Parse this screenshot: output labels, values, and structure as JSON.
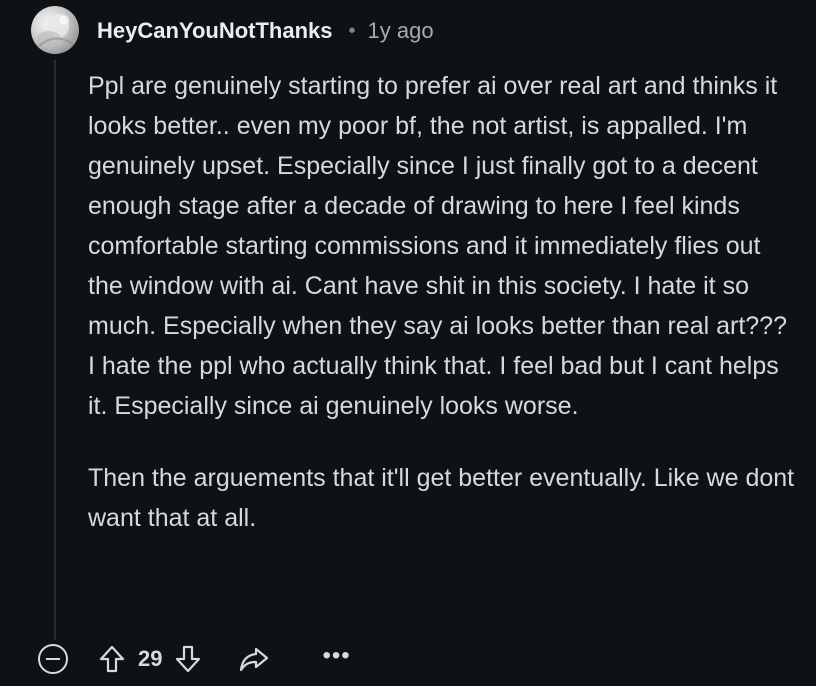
{
  "comment": {
    "username": "HeyCanYouNotThanks",
    "separator": "•",
    "timestamp": "1y ago",
    "paragraphs": [
      "Ppl are genuinely starting to prefer ai over real art and thinks it looks better.. even my poor bf, the not artist, is appalled. I'm genuinely upset. Especially since I just finally got to a decent enough stage after a decade of drawing to here I feel kinds comfortable starting commissions and it immediately flies out the window with ai. Cant have shit in this society. I hate it so much. Especially when they say ai looks better than real art??? I hate the ppl who actually think that. I feel bad but I cant helps it. Especially since ai genuinely looks worse.",
      "Then the arguements that it'll get better eventually. Like we dont want that at all."
    ]
  },
  "actions": {
    "vote_count": "29",
    "more_label": "•••",
    "icons": {
      "collapse": "collapse-icon",
      "upvote": "upvote-arrow-icon",
      "downvote": "downvote-arrow-icon",
      "share": "share-icon",
      "more": "more-options-icon"
    }
  },
  "colors": {
    "background": "#0f1214",
    "text": "#d7dadc",
    "muted": "#a7abad",
    "thread_line": "#343536"
  }
}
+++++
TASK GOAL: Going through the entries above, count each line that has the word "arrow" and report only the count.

REPLY: 2